EXERCISE INSTRUCTIONS
Say only the number of lines in the entries below that contain "name".

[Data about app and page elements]
§
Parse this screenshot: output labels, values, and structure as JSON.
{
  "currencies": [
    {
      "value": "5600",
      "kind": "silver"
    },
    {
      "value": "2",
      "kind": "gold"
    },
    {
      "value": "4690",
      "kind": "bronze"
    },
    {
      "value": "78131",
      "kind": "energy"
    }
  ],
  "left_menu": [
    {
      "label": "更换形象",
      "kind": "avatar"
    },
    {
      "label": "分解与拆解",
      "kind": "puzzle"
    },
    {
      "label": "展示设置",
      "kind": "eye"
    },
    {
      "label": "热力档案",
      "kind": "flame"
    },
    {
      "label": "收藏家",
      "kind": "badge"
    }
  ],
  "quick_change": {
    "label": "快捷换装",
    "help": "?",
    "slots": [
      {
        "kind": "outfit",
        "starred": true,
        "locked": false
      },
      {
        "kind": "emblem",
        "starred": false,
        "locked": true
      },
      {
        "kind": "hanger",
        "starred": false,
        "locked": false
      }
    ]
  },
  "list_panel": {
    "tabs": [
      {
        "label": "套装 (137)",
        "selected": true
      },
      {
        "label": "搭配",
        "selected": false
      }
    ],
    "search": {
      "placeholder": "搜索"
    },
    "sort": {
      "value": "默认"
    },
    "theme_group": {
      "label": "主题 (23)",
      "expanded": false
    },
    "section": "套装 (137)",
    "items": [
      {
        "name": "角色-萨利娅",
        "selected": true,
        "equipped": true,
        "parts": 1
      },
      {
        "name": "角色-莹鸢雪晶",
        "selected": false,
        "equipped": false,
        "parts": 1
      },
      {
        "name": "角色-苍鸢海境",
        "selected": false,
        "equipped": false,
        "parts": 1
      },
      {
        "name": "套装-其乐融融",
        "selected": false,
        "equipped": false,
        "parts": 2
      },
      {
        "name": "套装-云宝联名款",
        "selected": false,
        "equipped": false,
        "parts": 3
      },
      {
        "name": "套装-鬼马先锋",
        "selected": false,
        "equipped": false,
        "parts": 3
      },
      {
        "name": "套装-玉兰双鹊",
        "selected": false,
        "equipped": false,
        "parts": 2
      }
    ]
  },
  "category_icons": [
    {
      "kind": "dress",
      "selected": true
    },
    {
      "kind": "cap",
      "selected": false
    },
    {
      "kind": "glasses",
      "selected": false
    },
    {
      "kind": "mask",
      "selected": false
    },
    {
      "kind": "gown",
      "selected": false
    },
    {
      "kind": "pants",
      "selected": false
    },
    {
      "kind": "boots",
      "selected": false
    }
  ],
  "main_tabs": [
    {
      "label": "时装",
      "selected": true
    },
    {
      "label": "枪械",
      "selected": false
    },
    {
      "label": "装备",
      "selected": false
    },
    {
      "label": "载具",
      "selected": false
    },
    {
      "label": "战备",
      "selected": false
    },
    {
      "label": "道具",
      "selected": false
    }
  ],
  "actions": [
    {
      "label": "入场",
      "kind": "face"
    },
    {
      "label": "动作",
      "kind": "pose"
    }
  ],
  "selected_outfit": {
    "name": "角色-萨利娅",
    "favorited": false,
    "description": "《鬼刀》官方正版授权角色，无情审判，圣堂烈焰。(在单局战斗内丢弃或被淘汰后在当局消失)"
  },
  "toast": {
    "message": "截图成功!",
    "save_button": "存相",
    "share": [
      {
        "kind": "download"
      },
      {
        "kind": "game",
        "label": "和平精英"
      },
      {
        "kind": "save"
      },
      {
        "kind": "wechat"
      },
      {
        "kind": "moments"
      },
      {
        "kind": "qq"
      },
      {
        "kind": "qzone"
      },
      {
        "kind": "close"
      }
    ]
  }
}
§
EXERCISE RESPONSE
8